Mississippi State struck first in the fourth quarter, reclaiming the lead, but Missouri answered with three consecutive baskets to go up by four points. The Tigers would never trail again, but couldn’t gain enough ground to be comfortable, either. Every time Missouri scored, Mississippi State seemed to have an answer.
After Cunningham extended Missouri’s lead to four points, Anriel Howard, who scored a team-high 21 points for Mississippi State, knocked down a three-pointer to cut the lead to one. Later in the quarter, Smith scored consecutive baskets to put Missouri up six points, Howard hit another three.
The game would remain within one score until Porter delivered the dagger. With less than a minute left, Cunningham drove baseline and found Porter open on the right wing. Porter caught Cunningham’s pass and launched an open three. Swish. The score, Porter’s only points of the game, put Missouri up six points with 41 seconds to play.
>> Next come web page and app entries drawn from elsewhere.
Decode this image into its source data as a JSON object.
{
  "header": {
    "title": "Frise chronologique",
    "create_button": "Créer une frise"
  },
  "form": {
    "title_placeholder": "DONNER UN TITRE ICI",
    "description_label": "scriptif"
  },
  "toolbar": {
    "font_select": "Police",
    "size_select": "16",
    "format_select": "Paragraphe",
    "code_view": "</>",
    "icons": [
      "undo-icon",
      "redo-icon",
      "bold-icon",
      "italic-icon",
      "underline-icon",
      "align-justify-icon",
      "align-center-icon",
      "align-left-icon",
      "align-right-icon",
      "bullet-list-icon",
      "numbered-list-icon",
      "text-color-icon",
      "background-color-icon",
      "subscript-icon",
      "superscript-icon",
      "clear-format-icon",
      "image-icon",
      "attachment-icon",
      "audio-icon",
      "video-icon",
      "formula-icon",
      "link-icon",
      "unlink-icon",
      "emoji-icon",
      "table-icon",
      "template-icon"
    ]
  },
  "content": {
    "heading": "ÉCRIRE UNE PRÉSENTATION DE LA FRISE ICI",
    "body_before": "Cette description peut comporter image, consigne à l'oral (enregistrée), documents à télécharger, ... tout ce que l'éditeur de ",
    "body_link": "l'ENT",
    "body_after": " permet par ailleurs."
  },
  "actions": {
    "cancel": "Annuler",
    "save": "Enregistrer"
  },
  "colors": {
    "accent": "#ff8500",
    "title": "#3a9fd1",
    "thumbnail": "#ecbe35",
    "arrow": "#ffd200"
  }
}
Even though Cunningham was the game’s headliner, Pingeton said it was fitting that Porter came through with the winning play. After battling multiple knee injuries, Porter had medically retired from basketball prior to her senior season of eligibility, but midway through the 2018-19 campaign, she rejoined Missouri’s team. Pingeton said her sheer presence boosted the team’s morale. Her ability to knock down clutch shots like that one didn’t hurt, either.
“She gave our team an added boost, I think mentally and emotionally,” Pingeton said. “And we all knew what a talented player Cierra is and was, and just to have that height, that experience, that leadership. When she came back, her leadership was phenomenal. ... I think it was a huge boost for our team to just know that we had that in our back pockets.”
After Porter’s three, Mississippi State turned the ball over and Levy sank a pair of free throws to put the game out of reach. When the final buzzer sounded, sealing Missouri’s 75-67 victory, Porter and Cunningham embraced, then joined a mob of their teammates that had spilled off the bench and onto the court.
With another game just three days later, the celebration wouldn’t last long. But Pingeton said the team at least carved out a little time to appreciate its highest-ranked road win in program history.
That Tiger team would fall a bit short of preseason goals — hosting an NCAA Tournament regional, advancing to the Sweet 16 — but the victory over a top-five team represented another new frontier for a program and a star player who had crossed a lot of them over the previous four years. Looking back, Pingeton said the fact that Missouri felt afterward like they still had unfinished business illustrates just how much the program grew during Cunningham’s career.
“Our goals were bigger than beating Mississippi State on the road,” Pingeton said. “... I don’t think they were surprised (to win). But you know, the locker room celebration was fun, and it was special, but this was a team that was on a mission, and we knew that there was still a lot more in front of us.”